longer have to manipulate others and try to control them to get what we want out of
life because now God is in control, and not our fleshly desires.
Next James tells us to resist Satan. “Resist the devil, and he will flee from
you” (James 4:7). If you have not submitted to God, it will do you little good to resist
Satan. Submission to God must come first. Paul tells us that one way to resist the
devil is to be wise to his schemes. “So that we would not be outwitted by Satan; for
we are not ignorant of his designs” (2 Corinthians 2:11). We are to be aware and alert,
realizing what he is doing and seeing him as a source of the conflict we are
encountering. The devil wants to destroy your marriage and every other
relationship that you have. “Resist” is a war term that means to stand against. First we give into God, and then we get ready for defensive action by resisting the devil
and realize what he is doing. Paul reminds us that we are to “Put on the whole armor
of God, that you may be able to stand against the schemes of the devil. 12 For we do

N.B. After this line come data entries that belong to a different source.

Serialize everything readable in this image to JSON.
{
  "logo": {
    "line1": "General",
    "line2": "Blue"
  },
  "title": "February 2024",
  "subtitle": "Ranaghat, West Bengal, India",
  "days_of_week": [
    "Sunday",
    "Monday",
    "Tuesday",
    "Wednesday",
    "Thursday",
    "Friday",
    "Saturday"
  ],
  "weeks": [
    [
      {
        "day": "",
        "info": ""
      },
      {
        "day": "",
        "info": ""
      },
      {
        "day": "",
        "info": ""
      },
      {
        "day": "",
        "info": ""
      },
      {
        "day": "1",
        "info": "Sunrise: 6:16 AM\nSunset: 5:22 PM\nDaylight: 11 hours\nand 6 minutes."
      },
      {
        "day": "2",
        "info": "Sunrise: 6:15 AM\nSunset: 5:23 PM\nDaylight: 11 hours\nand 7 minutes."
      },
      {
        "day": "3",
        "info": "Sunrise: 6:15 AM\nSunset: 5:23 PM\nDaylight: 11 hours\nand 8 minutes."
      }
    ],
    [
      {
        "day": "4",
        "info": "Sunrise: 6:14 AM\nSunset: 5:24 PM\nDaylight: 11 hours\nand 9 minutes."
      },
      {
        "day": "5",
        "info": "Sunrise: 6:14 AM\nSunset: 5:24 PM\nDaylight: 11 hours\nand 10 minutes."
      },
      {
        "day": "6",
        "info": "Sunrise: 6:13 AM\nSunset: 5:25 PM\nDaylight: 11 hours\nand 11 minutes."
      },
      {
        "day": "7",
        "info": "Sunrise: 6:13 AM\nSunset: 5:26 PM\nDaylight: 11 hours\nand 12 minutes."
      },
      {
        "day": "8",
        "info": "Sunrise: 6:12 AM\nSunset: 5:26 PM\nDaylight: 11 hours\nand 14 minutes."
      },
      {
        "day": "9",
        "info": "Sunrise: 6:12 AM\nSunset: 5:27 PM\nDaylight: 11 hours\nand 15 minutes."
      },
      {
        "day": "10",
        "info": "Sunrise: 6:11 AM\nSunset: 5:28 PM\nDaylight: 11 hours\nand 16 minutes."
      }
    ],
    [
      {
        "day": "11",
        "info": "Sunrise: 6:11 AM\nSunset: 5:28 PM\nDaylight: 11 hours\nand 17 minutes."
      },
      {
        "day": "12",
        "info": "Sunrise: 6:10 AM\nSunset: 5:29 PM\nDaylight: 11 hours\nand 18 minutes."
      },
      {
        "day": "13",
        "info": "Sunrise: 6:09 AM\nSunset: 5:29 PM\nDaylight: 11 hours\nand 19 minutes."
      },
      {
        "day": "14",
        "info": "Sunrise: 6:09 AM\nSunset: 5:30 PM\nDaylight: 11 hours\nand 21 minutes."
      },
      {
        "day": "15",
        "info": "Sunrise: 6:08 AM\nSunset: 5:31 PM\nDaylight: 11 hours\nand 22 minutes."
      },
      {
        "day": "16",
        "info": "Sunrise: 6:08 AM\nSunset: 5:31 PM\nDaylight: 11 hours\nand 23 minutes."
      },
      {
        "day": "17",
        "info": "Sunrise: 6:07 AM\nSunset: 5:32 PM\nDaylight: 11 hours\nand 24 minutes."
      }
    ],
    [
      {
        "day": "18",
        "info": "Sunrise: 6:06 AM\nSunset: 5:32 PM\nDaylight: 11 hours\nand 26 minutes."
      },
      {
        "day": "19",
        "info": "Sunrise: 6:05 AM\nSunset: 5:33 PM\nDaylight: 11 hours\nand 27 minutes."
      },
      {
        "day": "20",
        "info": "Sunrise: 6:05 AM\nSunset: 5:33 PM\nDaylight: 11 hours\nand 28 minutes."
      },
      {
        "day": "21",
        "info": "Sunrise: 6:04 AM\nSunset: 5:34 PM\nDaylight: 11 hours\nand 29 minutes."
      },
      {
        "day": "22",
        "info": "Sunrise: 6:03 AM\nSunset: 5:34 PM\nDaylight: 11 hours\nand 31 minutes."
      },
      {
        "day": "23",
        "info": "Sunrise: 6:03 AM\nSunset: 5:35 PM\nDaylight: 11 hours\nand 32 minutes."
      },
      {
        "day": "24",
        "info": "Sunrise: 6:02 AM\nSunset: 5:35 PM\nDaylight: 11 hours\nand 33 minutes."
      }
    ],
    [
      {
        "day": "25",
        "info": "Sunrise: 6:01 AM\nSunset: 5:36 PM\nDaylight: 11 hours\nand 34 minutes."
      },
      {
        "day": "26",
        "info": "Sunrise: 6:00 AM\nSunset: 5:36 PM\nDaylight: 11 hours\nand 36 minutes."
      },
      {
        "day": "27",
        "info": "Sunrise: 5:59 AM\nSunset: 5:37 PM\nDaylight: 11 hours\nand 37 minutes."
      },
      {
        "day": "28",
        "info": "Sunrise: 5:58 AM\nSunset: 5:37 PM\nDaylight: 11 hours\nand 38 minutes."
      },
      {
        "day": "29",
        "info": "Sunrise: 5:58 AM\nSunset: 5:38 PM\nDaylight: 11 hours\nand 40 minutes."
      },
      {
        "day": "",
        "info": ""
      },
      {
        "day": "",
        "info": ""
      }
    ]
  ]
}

not wrestle against flesh and blood, but against the rulers, against the authorities,
against the cosmic powers over this present darkness, against the spiritual forces of
evil in the heavenly places” (Ephesians 6:11-12). Through faith we can give in to God and
get wise to Satan’s schemes.
Following the plea to resist Satan is the encouragement to draw closer to
God. “Draw near to God, and he will draw near to you. Cleanse your hands, you
sinners, and purify your hearts, you double-minded.” (James 4:8). Satan does not
want you to draw closer to God and grow more intimate with your Creator, because
the closer you get to God the better you will know Him. The better you know Him
the more like Him you will become. James says that to draw closer in relationship to
God, we should cleanse our hands. This represents the outward man and how we
live our daily lives. James also tells us to purify our hearts. The heart is the ‘inward
man’, which controls the ‘outward man.’
Sometimes lost in the midst of a disagreement is the understanding that it is
acceptable to be sorrowful for the conflict. “Be wretched and mourn and weep. Let
your laughter be turned to mourning and your joy to gloom” (James 4:9). Often we
get so caught up in being right, that we leave the other person wounded and hurting.
In verse 2, James says you want something and you kill to get it. You have such a
strong desire to have something that you are willing to destroy others in order to
obtain it. It is good to spend some time crying, mourning, and repenting over the
hurt and pain that was caused by your self-centeredness.
Another key step to conflict resolution is not being critical or judgmental
of others. James says, “Do not speak evil against one another, brothers. The one who
speaks against a brother or judges his brother, speaks evil against the law and
judges the law. But if you judge the law, you are not a doer of the law but a judge”
(James 4:11). Only He who made the law can rightly judge among us. We often do
not know all of the facts, and thus lose our right to be critical or judgmental of
Finally, if we want to resolve conflicts in our lives and get along with other
people, we need to learn to ask forgiveness from God and from those you hurt. If
you want to change, the way to begin that journey is to humble yourself and go ask
for forgiveness. God gives grace to the humble and He will lift you up (4:10). The
way to honor is humility. Paul puts it this way- “Do nothing from selfish ambition or
conceit, but in humility count others more significant than yourselves. 4 Let each of
you look not only to his own interests, but also to the interests of others. 5 Have this
mind among yourselves, which is yours in Christ Jesus” (Philippians 2:3-5). By putting
aside our own selfish ambition and conceit, we are pushing pride aside and getting
to the heart of both resolving conflict and becoming more like Christ.
If we handle conflict God’s way; peace, sanctification and the preserving of
reputations will be the result. If we handle conflict our way, we can expect chaos,
warfare and divisions. By humbling yourself and counting others more significant
than yourself, the cure for conflict is within your grasp.